[Input data Boundary: Start]
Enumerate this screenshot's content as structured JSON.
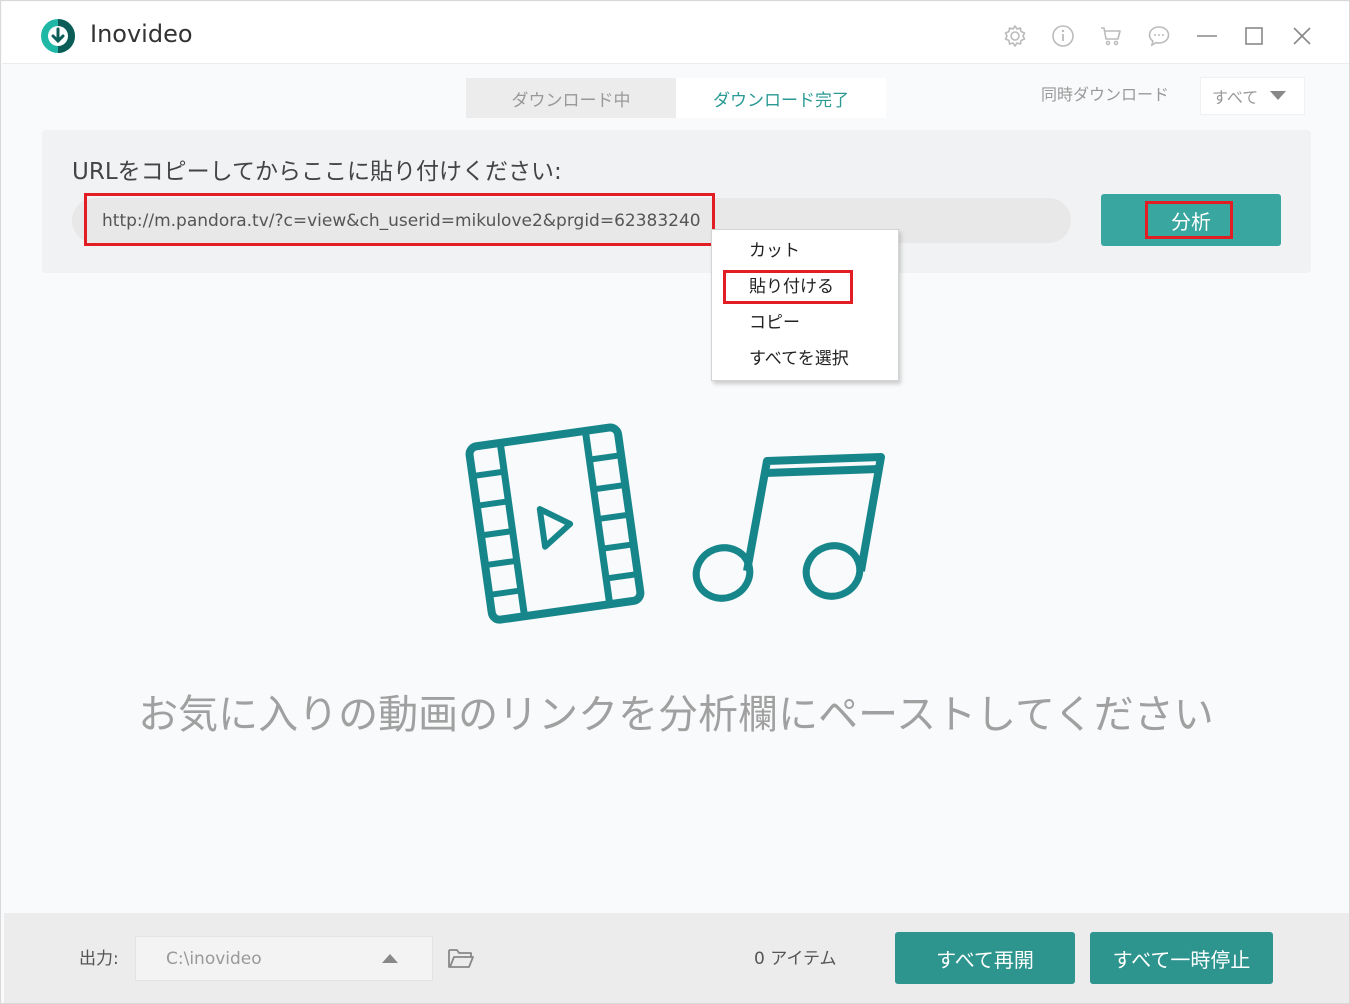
{
  "app": {
    "title": "Inovideo",
    "accent": "#2a9a94"
  },
  "titlebar": {
    "icons": [
      "gear-icon",
      "info-icon",
      "cart-icon",
      "chat-icon",
      "minimize-icon",
      "maximize-icon",
      "close-icon"
    ]
  },
  "tabs": [
    {
      "label": "ダウンロード中",
      "active": false
    },
    {
      "label": "ダウンロード完了",
      "active": true
    }
  ],
  "concurrent": {
    "label": "同時ダウンロード",
    "selected": "すべて"
  },
  "url_panel": {
    "prompt": "URLをコピーしてからここに貼り付けください:",
    "value": "http://m.pandora.tv/?c=view&ch_userid=mikulove2&prgid=62383240",
    "analyze_label": "分析"
  },
  "context_menu": {
    "items": [
      "カット",
      "貼り付ける",
      "コピー",
      "すべてを選択"
    ]
  },
  "empty_hint": "お気に入りの動画のリンクを分析欄にペーストしてください",
  "footer": {
    "output_label": "出力:",
    "output_path": "C:\\inovideo",
    "item_count": "0 アイテム",
    "resume_all": "すべて再開",
    "pause_all": "すべて一時停止"
  },
  "colors": {
    "highlight": "#e21d24",
    "button": "#3aa6a0",
    "footer_button": "#2d948e"
  }
}
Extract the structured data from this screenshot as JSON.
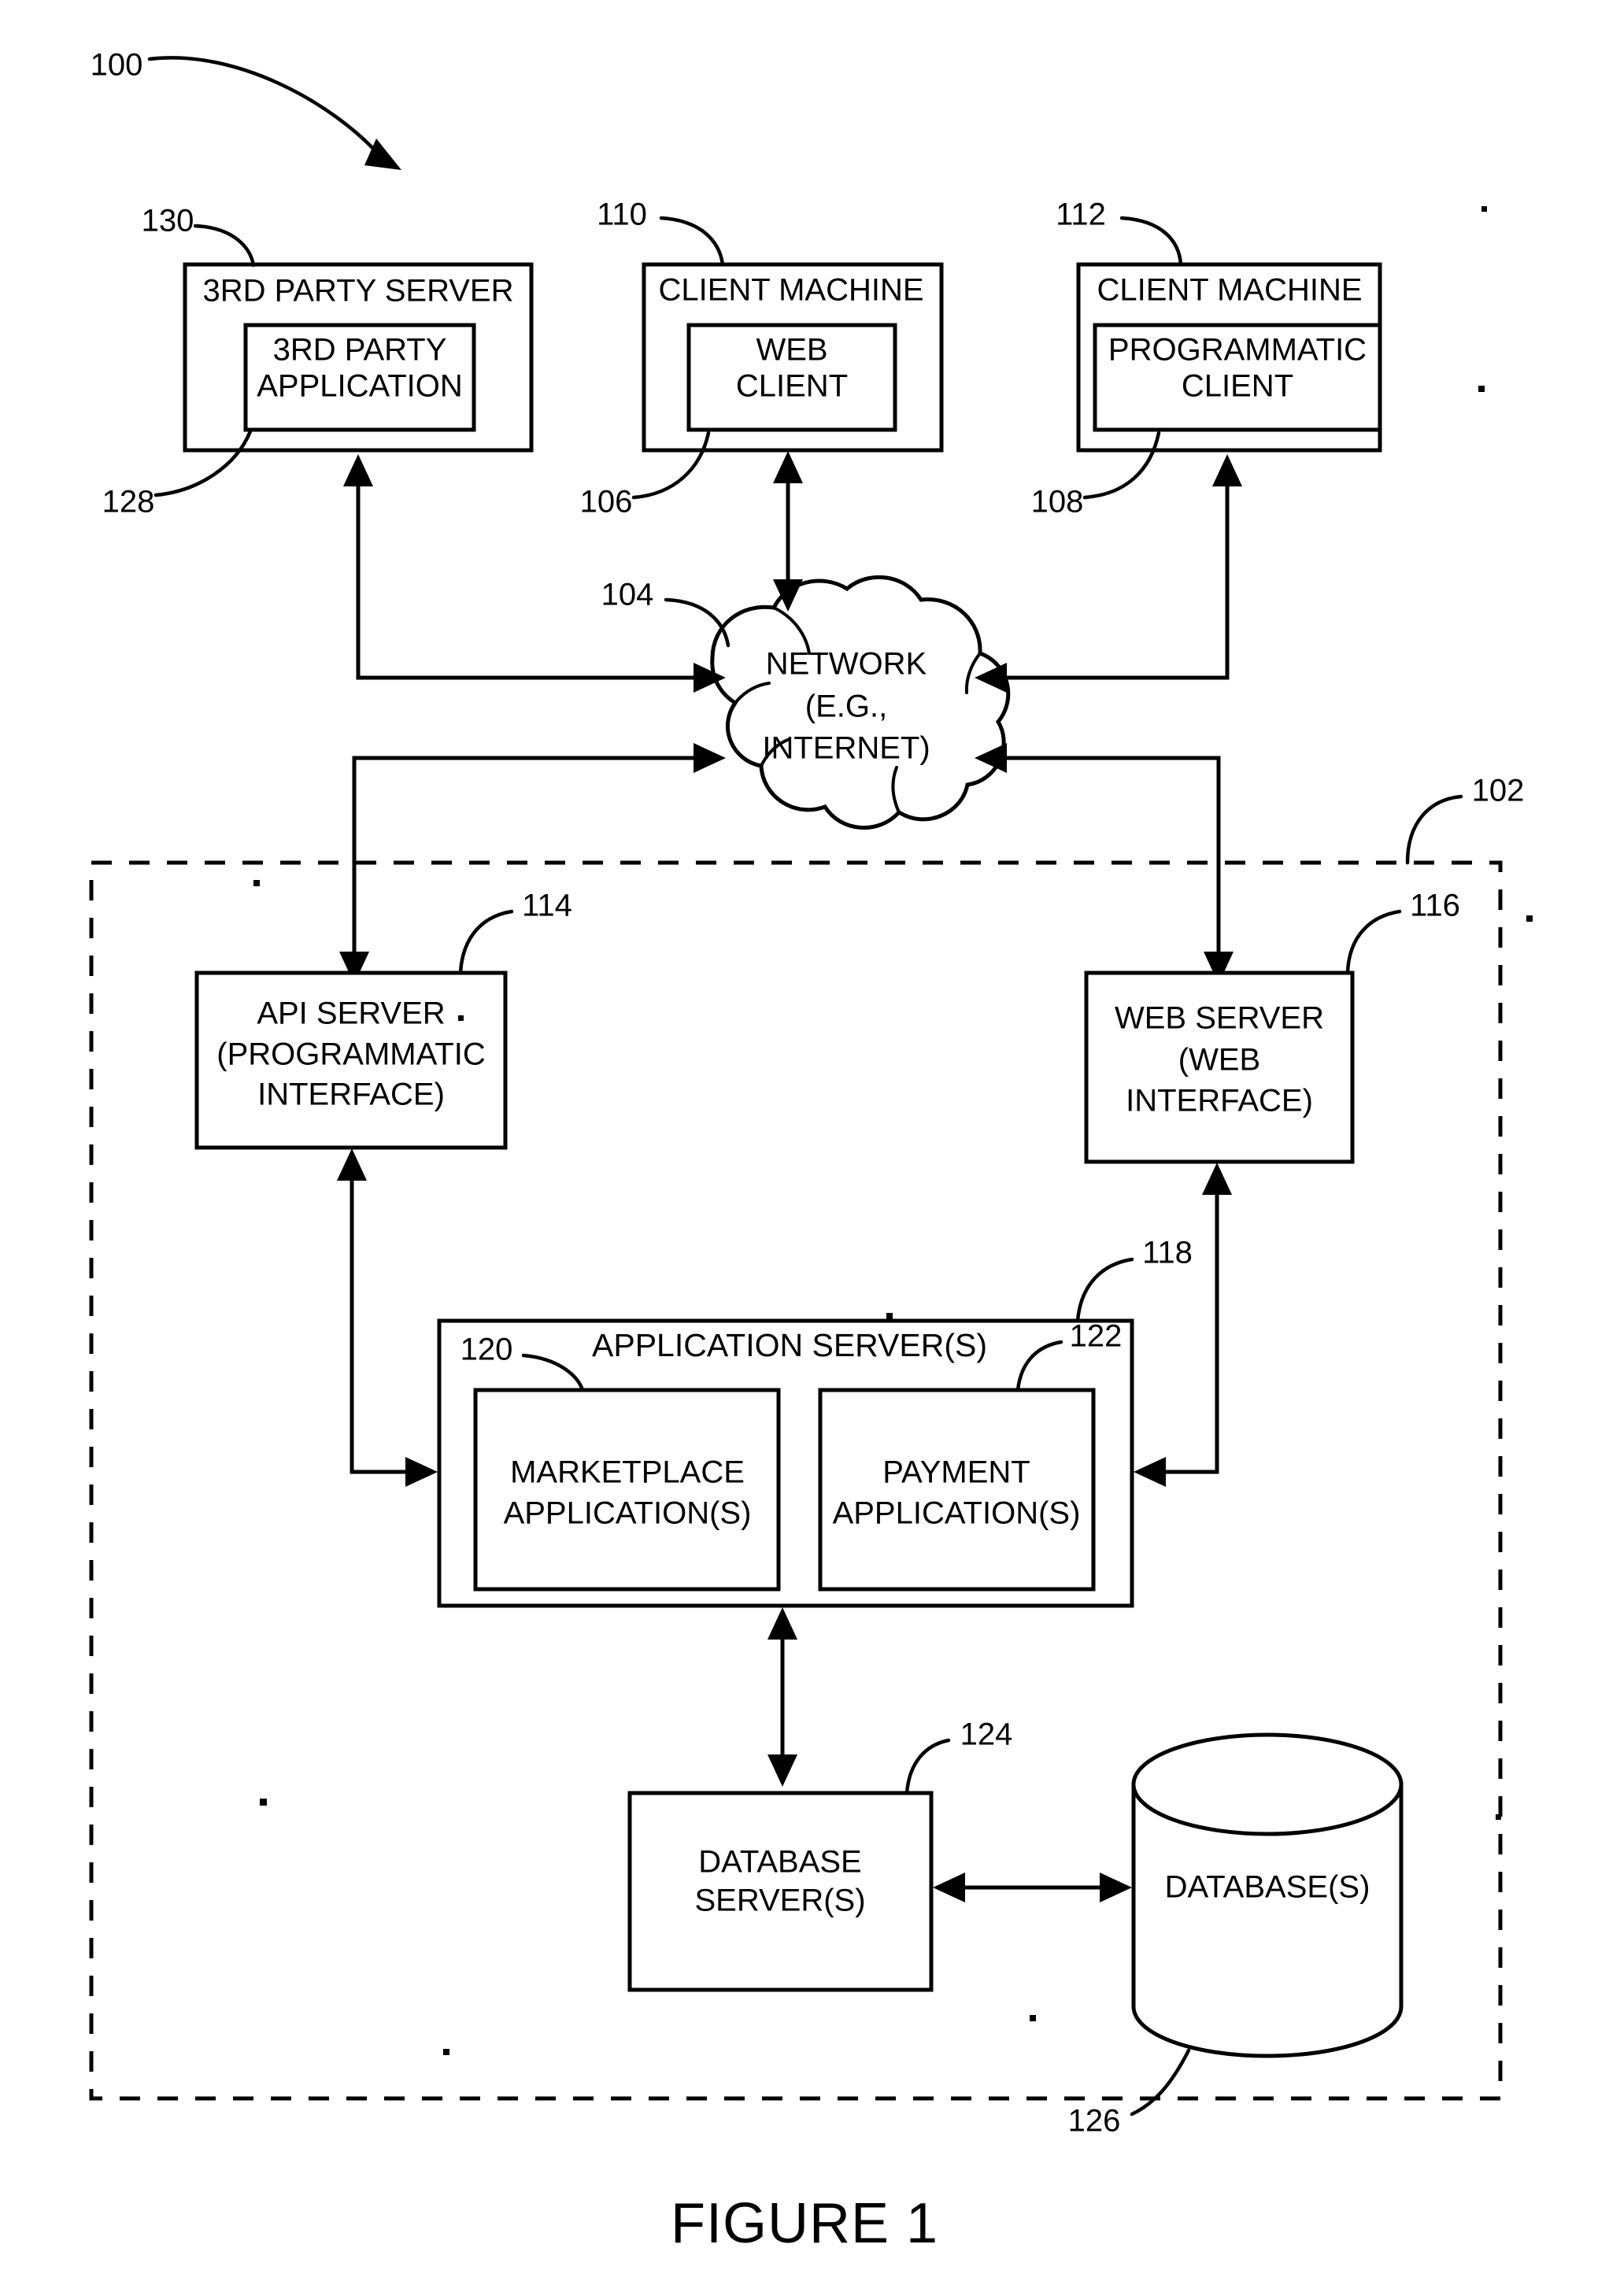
{
  "figure": {
    "caption": "FIGURE 1",
    "system_ref": "100",
    "network_platform_ref": "102"
  },
  "nodes": {
    "third_party_server": {
      "title": "3RD PARTY SERVER",
      "ref": "130",
      "inner": {
        "line1": "3RD PARTY",
        "line2": "APPLICATION",
        "ref": "128"
      }
    },
    "client_machine_web": {
      "title": "CLIENT MACHINE",
      "ref": "110",
      "inner": {
        "line1": "WEB",
        "line2": "CLIENT",
        "ref": "106"
      }
    },
    "client_machine_prog": {
      "title": "CLIENT MACHINE",
      "ref": "112",
      "inner": {
        "line1": "PROGRAMMATIC",
        "line2": "CLIENT",
        "ref": "108"
      }
    },
    "network": {
      "line1": "NETWORK",
      "line2": "(E.G.,",
      "line3": "INTERNET)",
      "ref": "104"
    },
    "api_server": {
      "line1": "API SERVER",
      "line2": "(PROGRAMMATIC",
      "line3": "INTERFACE)",
      "ref": "114"
    },
    "web_server": {
      "line1": "WEB SERVER",
      "line2": "(WEB",
      "line3": "INTERFACE)",
      "ref": "116"
    },
    "application_server": {
      "title": "APPLICATION SERVER(S)",
      "ref": "118"
    },
    "marketplace_application": {
      "line1": "MARKETPLACE",
      "line2": "APPLICATION(S)",
      "ref": "120"
    },
    "payment_application": {
      "line1": "PAYMENT",
      "line2": "APPLICATION(S)",
      "ref": "122"
    },
    "database_server": {
      "line1": "DATABASE",
      "line2": "SERVER(S)",
      "ref": "124"
    },
    "databases": {
      "label": "DATABASE(S)",
      "ref": "126"
    }
  },
  "colors": {
    "ink": "#000000",
    "paper": "#ffffff"
  }
}
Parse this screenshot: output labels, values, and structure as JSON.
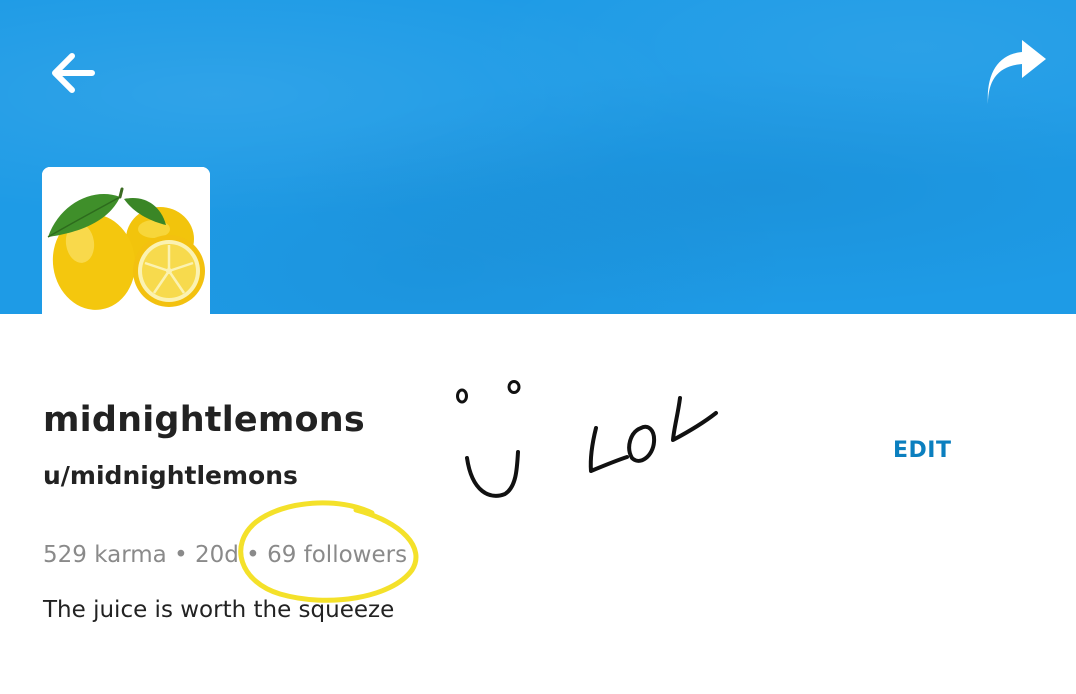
{
  "header": {
    "back_icon": "arrow-left-icon",
    "share_icon": "share-arrow-icon",
    "banner_color": "#1e9be6"
  },
  "profile": {
    "avatar": "lemons-avatar",
    "display_name": "midnightlemons",
    "username": "u/midnightlemons",
    "karma": "529 karma",
    "separator": "•",
    "age": "20d",
    "followers": "69 followers",
    "bio": "The juice is worth the squeeze",
    "edit_label": "EDIT",
    "accent_color": "#0b7fbf"
  },
  "annotation": {
    "handwritten_text": "LOL",
    "highlight_color": "#f4e12a"
  }
}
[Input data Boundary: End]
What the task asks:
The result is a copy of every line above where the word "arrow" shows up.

Written response:
    "back_icon": "arrow-left-icon",
    "share_icon": "share-arrow-icon",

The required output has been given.